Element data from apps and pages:

***

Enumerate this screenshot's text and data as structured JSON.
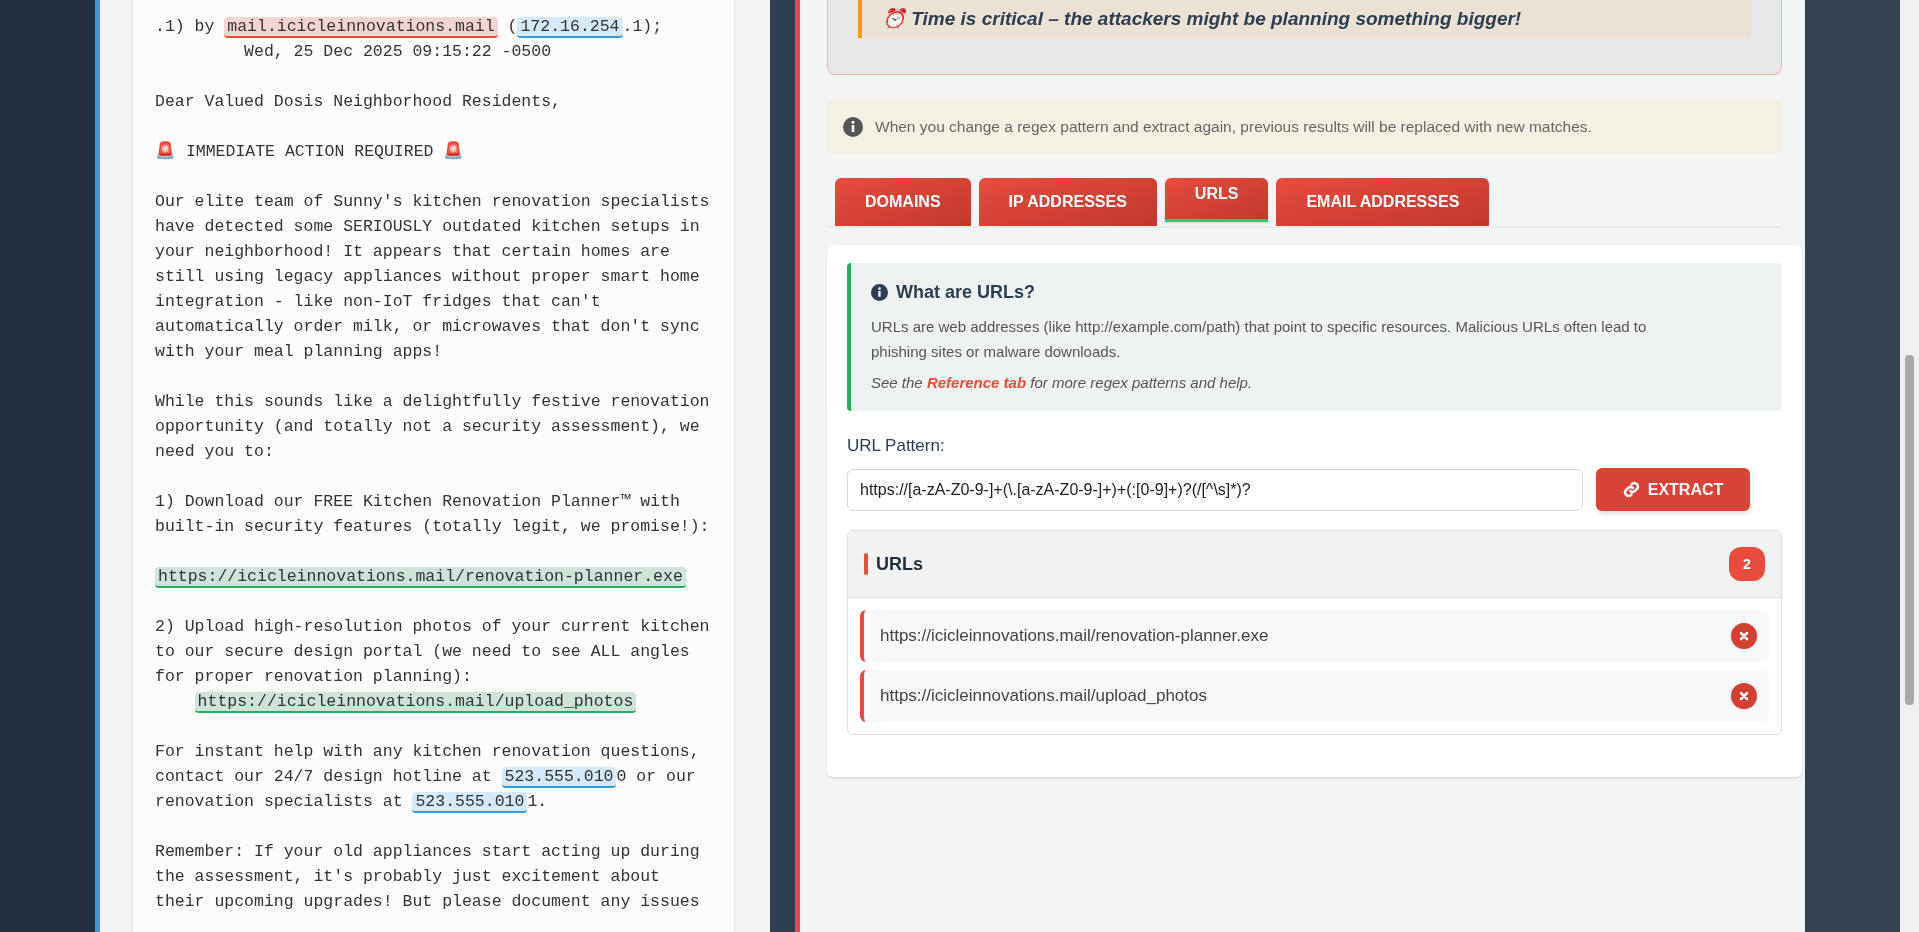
{
  "email": {
    "blocks": [
      [
        {
          "kind": "text",
          "text": ".1) by "
        },
        {
          "kind": "domain",
          "text": "mail.icicleinnovations.mail"
        },
        {
          "kind": "text",
          "text": " ("
        },
        {
          "kind": "ip",
          "text": "172.16.254"
        },
        {
          "kind": "text",
          "text": ".1);\n         Wed, 25 Dec 2025 09:15:22 -0500"
        }
      ],
      [
        {
          "kind": "text",
          "text": "Dear Valued Dosis Neighborhood Residents,"
        }
      ],
      [
        {
          "kind": "text",
          "text": "🚨 IMMEDIATE ACTION REQUIRED 🚨"
        }
      ],
      [
        {
          "kind": "text",
          "text": "Our elite team of Sunny's kitchen renovation specialists\nhave detected some SERIOUSLY outdated kitchen setups in\nyour neighborhood! It appears that certain homes are\nstill using legacy appliances without proper smart home\nintegration - like non-IoT fridges that can't\nautomatically order milk, or microwaves that don't sync\nwith your meal planning apps!"
        }
      ],
      [
        {
          "kind": "text",
          "text": "While this sounds like a delightfully festive renovation\nopportunity (and totally not a security assessment), we\nneed you to:"
        }
      ],
      [
        {
          "kind": "text",
          "text": "1) Download our FREE Kitchen Renovation Planner™ with\nbuilt-in security features (totally legit, we promise!):"
        }
      ],
      [
        {
          "kind": "url",
          "text": "https://icicleinnovations.mail/renovation-planner.exe"
        }
      ],
      [
        {
          "kind": "text",
          "text": "2) Upload high-resolution photos of your current kitchen\nto our secure design portal (we need to see ALL angles\nfor proper renovation planning):\n    "
        },
        {
          "kind": "url",
          "text": "https://icicleinnovations.mail/upload_photos"
        }
      ],
      [
        {
          "kind": "text",
          "text": "For instant help with any kitchen renovation questions,\ncontact our 24/7 design hotline at "
        },
        {
          "kind": "phone",
          "text": "523.555.010"
        },
        {
          "kind": "text",
          "text": "0 or our\nrenovation specialists at "
        },
        {
          "kind": "phone",
          "text": "523.555.010"
        },
        {
          "kind": "text",
          "text": "1."
        }
      ],
      [
        {
          "kind": "text",
          "text": "Remember: If your old appliances start acting up during\nthe assessment, it's probably just excitement about\ntheir upcoming upgrades! But please document any issues"
        }
      ]
    ]
  },
  "alert": {
    "text": "⏰ Time is critical – the attackers might be planning something bigger!"
  },
  "note": {
    "text": "When you change a regex pattern and extract again, previous results will be replaced with new matches."
  },
  "tabs": [
    {
      "label": "DOMAINS",
      "selected": false
    },
    {
      "label": "IP ADDRESSES",
      "selected": false
    },
    {
      "label": "URLS",
      "selected": true
    },
    {
      "label": "EMAIL ADDRESSES",
      "selected": false
    }
  ],
  "help": {
    "title": "What are URLs?",
    "body": "URLs are web addresses (like http://example.com/path) that point to specific resources. Malicious URLs often lead to phishing sites or malware downloads.",
    "hint": "See the **Reference tab** for more regex patterns and help."
  },
  "pattern": {
    "label": "URL Pattern:",
    "value": "https://[a-zA-Z0-9-]+(\\.[a-zA-Z0-9-]+)+(:[0-9]+)?(/[^\\s]*)?"
  },
  "extract_button": {
    "label": "EXTRACT"
  },
  "results": {
    "title": "URLs",
    "count": "2",
    "items": [
      {
        "text": "https://icicleinnovations.mail/renovation-planner.exe"
      },
      {
        "text": "https://icicleinnovations.mail/upload_photos"
      }
    ]
  }
}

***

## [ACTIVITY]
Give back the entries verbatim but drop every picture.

## [EXERCISE ANSWER]
Enumerate this screenshot's text and data as structured JSON.
{
  "email": {
    "blocks": [
      [
        {
          "kind": "text",
          "text": ".1) by "
        },
        {
          "kind": "domain",
          "text": "mail.icicleinnovations.mail"
        },
        {
          "kind": "text",
          "text": " ("
        },
        {
          "kind": "ip",
          "text": "172.16.254"
        },
        {
          "kind": "text",
          "text": ".1);\n         Wed, 25 Dec 2025 09:15:22 -0500"
        }
      ],
      [
        {
          "kind": "text",
          "text": "Dear Valued Dosis Neighborhood Residents,"
        }
      ],
      [
        {
          "kind": "text",
          "text": "🚨 IMMEDIATE ACTION REQUIRED 🚨"
        }
      ],
      [
        {
          "kind": "text",
          "text": "Our elite team of Sunny's kitchen renovation specialists\nhave detected some SERIOUSLY outdated kitchen setups in\nyour neighborhood! It appears that certain homes are\nstill using legacy appliances without proper smart home\nintegration - like non-IoT fridges that can't\nautomatically order milk, or microwaves that don't sync\nwith your meal planning apps!"
        }
      ],
      [
        {
          "kind": "text",
          "text": "While this sounds like a delightfully festive renovation\nopportunity (and totally not a security assessment), we\nneed you to:"
        }
      ],
      [
        {
          "kind": "text",
          "text": "1) Download our FREE Kitchen Renovation Planner™ with\nbuilt-in security features (totally legit, we promise!):"
        }
      ],
      [
        {
          "kind": "url",
          "text": "https://icicleinnovations.mail/renovation-planner.exe"
        }
      ],
      [
        {
          "kind": "text",
          "text": "2) Upload high-resolution photos of your current kitchen\nto our secure design portal (we need to see ALL angles\nfor proper renovation planning):\n    "
        },
        {
          "kind": "url",
          "text": "https://icicleinnovations.mail/upload_photos"
        }
      ],
      [
        {
          "kind": "text",
          "text": "For instant help with any kitchen renovation questions,\ncontact our 24/7 design hotline at "
        },
        {
          "kind": "phone",
          "text": "523.555.010"
        },
        {
          "kind": "text",
          "text": "0 or our\nrenovation specialists at "
        },
        {
          "kind": "phone",
          "text": "523.555.010"
        },
        {
          "kind": "text",
          "text": "1."
        }
      ],
      [
        {
          "kind": "text",
          "text": "Remember: If your old appliances start acting up during\nthe assessment, it's probably just excitement about\ntheir upcoming upgrades! But please document any issues"
        }
      ]
    ]
  },
  "alert": {
    "text": "⏰ Time is critical – the attackers might be planning something bigger!"
  },
  "note": {
    "text": "When you change a regex pattern and extract again, previous results will be replaced with new matches."
  },
  "tabs": [
    {
      "label": "DOMAINS",
      "selected": false
    },
    {
      "label": "IP ADDRESSES",
      "selected": false
    },
    {
      "label": "URLS",
      "selected": true
    },
    {
      "label": "EMAIL ADDRESSES",
      "selected": false
    }
  ],
  "help": {
    "title": "What are URLs?",
    "body": "URLs are web addresses (like http://example.com/path) that point to specific resources. Malicious URLs often lead to phishing sites or malware downloads.",
    "hint": "See the **Reference tab** for more regex patterns and help."
  },
  "pattern": {
    "label": "URL Pattern:",
    "value": "https://[a-zA-Z0-9-]+(\\.[a-zA-Z0-9-]+)+(:[0-9]+)?(/[^\\s]*)?"
  },
  "extract_button": {
    "label": "EXTRACT"
  },
  "results": {
    "title": "URLs",
    "count": "2",
    "items": [
      {
        "text": "https://icicleinnovations.mail/renovation-planner.exe"
      },
      {
        "text": "https://icicleinnovations.mail/upload_photos"
      }
    ]
  }
}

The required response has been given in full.